- WHAT THE TASK REQUIRES -
Scan the records below. List lines holding "title".

PROVIDED MATERIAL START

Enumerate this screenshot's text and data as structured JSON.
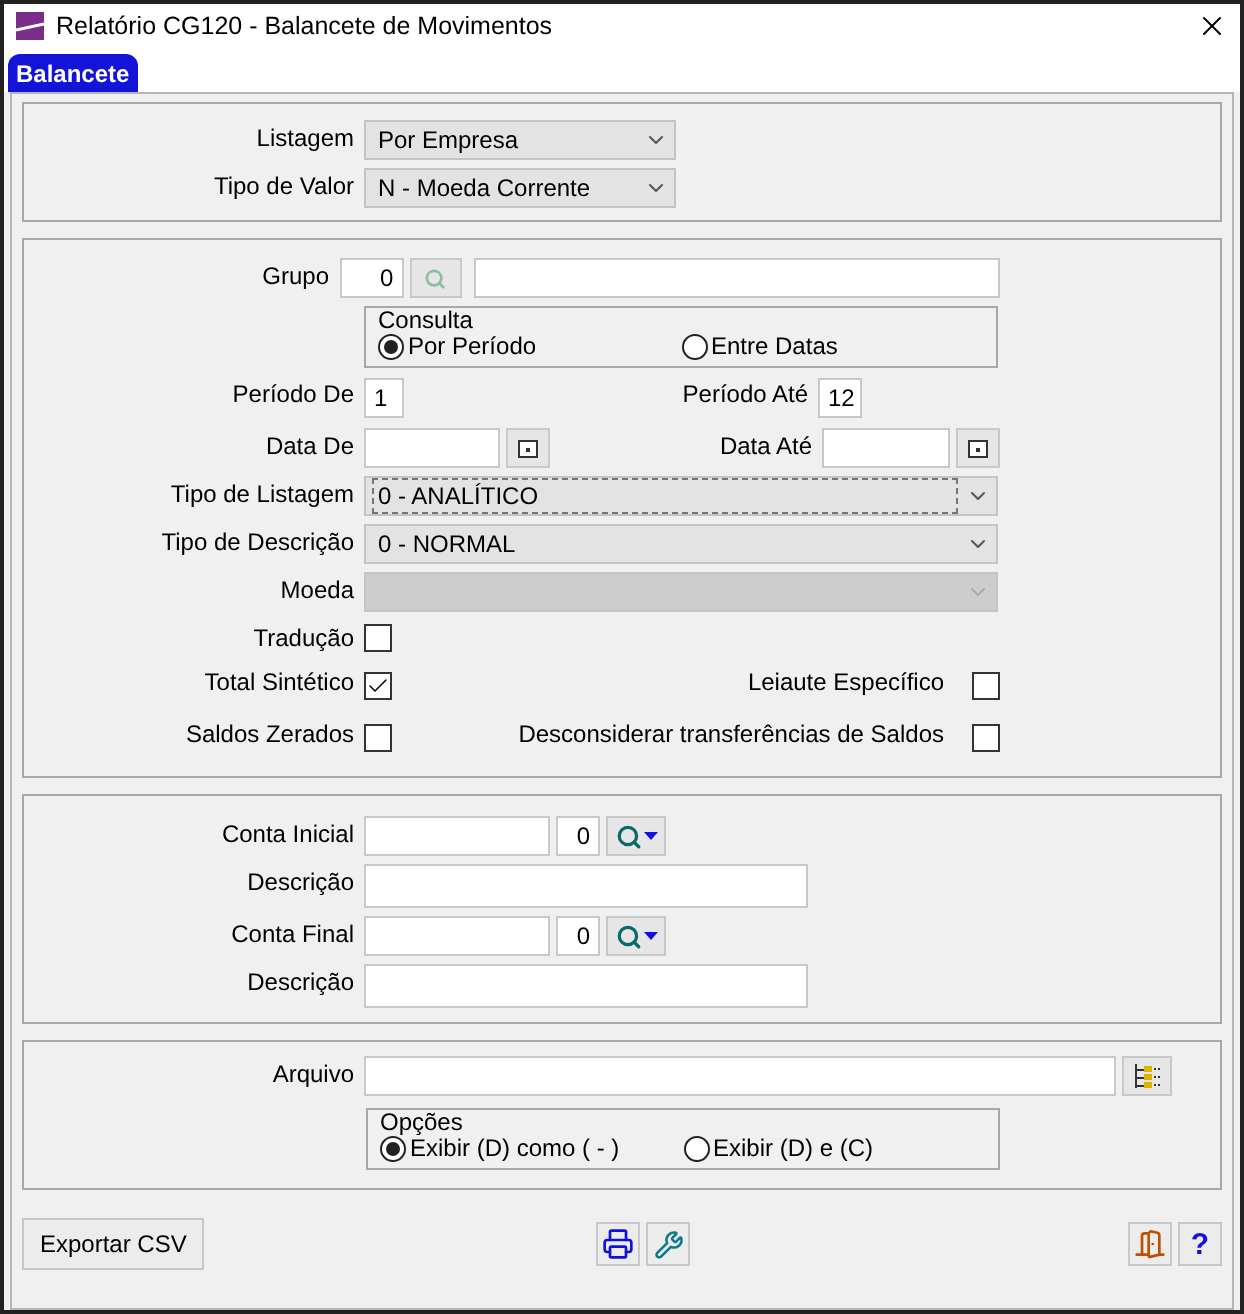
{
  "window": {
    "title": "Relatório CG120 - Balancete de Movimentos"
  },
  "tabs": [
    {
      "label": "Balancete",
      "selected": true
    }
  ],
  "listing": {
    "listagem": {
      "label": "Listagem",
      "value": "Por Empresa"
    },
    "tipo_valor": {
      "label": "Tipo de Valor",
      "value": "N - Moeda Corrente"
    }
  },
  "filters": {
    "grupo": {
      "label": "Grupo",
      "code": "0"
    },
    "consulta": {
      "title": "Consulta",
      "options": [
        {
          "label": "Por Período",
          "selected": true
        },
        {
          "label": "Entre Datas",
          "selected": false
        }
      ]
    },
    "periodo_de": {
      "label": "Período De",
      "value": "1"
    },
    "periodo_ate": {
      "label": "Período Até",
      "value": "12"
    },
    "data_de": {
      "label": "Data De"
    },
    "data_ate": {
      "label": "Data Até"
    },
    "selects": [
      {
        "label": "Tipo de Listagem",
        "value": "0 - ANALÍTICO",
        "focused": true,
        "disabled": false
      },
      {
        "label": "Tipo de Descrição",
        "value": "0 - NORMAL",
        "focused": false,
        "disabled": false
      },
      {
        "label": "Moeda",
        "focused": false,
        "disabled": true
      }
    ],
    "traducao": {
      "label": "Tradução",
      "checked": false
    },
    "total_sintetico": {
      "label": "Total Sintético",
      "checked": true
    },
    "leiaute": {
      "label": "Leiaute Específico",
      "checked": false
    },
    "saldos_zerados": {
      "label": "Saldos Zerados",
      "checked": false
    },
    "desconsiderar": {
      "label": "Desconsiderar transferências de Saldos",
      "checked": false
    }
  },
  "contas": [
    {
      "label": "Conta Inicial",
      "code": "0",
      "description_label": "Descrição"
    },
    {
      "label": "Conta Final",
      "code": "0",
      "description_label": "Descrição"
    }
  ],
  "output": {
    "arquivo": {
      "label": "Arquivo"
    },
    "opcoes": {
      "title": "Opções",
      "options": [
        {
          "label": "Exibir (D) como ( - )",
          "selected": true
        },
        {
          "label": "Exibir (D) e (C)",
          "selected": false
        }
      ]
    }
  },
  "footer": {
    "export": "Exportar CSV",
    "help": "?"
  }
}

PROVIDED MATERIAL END
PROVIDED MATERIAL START

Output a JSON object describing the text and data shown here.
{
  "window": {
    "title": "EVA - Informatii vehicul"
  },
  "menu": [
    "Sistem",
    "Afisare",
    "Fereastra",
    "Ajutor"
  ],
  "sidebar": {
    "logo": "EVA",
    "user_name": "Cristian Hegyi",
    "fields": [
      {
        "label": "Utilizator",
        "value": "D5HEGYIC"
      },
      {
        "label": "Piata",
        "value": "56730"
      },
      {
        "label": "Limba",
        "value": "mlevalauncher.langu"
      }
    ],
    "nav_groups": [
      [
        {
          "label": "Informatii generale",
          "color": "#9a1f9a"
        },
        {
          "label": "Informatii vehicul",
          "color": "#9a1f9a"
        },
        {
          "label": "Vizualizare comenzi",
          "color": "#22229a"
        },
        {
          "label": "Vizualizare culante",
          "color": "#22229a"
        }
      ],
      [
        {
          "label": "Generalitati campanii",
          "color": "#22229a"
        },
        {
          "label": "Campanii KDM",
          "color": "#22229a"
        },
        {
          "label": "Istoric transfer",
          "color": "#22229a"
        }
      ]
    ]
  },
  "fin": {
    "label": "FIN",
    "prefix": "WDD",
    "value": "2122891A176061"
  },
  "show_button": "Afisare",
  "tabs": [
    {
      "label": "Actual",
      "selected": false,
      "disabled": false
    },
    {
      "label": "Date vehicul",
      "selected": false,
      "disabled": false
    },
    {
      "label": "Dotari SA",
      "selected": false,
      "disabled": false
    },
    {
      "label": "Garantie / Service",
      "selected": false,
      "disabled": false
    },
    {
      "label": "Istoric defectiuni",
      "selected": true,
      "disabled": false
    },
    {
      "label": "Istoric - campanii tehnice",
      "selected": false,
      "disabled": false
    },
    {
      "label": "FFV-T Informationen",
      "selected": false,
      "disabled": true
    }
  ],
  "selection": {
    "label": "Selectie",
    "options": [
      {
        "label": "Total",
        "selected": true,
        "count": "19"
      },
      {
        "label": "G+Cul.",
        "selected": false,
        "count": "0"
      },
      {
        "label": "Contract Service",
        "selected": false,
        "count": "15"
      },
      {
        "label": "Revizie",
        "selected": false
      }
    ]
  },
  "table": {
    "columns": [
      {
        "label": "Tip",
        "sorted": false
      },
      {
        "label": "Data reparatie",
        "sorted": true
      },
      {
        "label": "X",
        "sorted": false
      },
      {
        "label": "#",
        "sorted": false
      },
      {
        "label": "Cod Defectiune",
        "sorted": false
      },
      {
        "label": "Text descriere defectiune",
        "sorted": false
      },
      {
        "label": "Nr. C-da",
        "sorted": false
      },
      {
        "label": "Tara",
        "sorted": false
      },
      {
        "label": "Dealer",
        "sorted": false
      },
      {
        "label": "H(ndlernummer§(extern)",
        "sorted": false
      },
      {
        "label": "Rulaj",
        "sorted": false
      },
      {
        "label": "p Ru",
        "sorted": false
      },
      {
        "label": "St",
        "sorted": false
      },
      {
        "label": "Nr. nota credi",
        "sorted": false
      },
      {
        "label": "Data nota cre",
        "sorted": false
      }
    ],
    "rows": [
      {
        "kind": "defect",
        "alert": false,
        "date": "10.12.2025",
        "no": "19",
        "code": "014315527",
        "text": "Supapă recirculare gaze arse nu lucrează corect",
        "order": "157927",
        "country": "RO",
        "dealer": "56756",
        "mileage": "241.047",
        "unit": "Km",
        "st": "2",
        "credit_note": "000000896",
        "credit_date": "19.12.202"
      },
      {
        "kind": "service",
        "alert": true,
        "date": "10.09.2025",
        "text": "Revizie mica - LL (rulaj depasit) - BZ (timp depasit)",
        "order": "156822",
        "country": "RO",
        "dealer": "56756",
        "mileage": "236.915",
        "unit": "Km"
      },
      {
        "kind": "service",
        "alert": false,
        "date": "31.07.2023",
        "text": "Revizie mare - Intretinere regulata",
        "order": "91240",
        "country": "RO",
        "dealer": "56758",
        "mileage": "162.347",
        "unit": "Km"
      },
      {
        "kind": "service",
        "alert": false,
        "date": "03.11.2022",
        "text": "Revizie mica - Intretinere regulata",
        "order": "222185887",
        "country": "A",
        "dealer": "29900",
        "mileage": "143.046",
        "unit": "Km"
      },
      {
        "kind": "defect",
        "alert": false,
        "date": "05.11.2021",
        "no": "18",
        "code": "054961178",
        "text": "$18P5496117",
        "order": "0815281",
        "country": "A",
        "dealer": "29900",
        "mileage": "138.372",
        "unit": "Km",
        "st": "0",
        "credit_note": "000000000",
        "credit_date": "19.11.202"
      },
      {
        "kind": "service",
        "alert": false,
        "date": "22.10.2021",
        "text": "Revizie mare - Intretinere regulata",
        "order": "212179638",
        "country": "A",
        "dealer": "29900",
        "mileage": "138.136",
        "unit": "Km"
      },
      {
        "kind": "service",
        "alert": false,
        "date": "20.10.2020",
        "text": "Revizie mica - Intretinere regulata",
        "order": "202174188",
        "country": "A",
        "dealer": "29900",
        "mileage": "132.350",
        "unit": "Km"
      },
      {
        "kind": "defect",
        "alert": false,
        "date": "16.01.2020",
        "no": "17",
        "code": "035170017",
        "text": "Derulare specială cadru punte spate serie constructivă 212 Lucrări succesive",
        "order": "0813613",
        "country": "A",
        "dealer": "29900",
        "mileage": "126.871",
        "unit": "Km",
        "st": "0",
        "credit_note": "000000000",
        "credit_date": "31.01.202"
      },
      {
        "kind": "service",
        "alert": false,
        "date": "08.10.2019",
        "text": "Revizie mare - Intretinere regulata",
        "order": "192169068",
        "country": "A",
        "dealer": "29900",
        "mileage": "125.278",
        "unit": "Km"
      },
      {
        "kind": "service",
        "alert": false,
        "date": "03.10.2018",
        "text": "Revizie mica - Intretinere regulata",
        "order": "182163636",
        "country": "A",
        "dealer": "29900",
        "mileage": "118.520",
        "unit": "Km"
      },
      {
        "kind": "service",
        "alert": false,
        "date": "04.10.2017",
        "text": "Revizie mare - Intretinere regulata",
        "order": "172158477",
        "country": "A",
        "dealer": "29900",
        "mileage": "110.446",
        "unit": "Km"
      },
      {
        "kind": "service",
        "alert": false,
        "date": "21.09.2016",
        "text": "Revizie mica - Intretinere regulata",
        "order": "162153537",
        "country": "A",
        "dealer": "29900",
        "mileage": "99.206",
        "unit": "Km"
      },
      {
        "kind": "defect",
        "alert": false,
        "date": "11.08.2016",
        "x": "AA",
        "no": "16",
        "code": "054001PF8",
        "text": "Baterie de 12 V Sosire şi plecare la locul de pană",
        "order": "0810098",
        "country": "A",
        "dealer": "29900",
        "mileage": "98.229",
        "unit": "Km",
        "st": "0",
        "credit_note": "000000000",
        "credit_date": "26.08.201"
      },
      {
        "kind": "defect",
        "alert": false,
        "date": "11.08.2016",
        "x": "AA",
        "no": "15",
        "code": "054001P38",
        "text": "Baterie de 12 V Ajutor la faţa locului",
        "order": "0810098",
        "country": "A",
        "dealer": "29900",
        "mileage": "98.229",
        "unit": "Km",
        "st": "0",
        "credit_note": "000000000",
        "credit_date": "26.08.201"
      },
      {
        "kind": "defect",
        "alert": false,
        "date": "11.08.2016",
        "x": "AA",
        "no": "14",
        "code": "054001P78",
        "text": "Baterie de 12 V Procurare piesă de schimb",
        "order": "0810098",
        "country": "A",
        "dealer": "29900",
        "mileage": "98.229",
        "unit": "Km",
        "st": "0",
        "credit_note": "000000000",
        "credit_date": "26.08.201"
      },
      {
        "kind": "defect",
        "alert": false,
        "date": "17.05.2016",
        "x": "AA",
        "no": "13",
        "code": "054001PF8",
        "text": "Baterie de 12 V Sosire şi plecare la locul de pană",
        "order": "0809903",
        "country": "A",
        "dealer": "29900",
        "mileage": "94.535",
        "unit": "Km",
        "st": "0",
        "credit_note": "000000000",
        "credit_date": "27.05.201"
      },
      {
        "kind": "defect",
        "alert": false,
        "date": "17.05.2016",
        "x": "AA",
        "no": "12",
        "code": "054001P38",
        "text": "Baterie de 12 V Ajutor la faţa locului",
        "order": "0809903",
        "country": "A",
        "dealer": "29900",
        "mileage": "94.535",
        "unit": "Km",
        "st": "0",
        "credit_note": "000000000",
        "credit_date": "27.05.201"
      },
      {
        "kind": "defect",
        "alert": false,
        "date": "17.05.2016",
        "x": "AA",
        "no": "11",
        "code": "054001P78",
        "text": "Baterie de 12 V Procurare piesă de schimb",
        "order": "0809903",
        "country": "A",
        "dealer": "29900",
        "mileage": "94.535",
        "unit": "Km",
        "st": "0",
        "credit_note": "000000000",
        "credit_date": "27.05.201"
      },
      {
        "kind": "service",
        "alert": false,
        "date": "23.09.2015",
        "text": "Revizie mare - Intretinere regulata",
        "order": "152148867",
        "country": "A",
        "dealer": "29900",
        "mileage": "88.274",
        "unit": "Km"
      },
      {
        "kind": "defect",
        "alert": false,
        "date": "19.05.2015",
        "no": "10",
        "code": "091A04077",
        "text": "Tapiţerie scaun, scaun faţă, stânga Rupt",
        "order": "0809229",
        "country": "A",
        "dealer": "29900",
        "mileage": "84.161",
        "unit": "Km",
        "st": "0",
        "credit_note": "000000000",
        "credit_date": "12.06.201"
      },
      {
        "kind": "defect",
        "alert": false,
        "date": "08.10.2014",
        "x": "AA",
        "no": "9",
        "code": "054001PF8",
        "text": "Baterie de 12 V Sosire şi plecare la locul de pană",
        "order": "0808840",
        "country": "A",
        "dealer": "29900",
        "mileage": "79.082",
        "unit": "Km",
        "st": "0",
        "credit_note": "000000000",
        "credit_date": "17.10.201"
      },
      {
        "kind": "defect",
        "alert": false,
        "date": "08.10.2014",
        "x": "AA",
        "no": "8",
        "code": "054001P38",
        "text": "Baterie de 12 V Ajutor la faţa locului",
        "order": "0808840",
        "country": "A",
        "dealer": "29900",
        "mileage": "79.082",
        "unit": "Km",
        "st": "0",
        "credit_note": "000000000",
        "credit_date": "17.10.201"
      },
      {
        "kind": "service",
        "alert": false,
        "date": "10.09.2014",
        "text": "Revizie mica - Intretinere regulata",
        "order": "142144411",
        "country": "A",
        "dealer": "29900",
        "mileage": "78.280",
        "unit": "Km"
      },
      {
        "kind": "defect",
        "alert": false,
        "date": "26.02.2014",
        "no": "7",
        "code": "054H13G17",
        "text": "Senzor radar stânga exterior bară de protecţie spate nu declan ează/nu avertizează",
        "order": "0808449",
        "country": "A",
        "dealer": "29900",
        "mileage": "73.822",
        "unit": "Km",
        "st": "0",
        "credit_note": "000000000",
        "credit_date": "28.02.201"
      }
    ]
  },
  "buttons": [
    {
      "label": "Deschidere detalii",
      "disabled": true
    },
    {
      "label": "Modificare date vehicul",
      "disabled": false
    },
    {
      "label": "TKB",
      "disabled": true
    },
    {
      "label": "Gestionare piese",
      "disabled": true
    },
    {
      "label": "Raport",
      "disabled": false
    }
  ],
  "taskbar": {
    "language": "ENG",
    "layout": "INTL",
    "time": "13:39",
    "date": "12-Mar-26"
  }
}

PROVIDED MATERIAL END

- EXERCISE OUTPUT -
    "title": "Relatório CG120 - Balancete de Movimentos"
      "title": "Consulta",
      "title": "Opções",
    "title": "EVA - Informatii vehicul"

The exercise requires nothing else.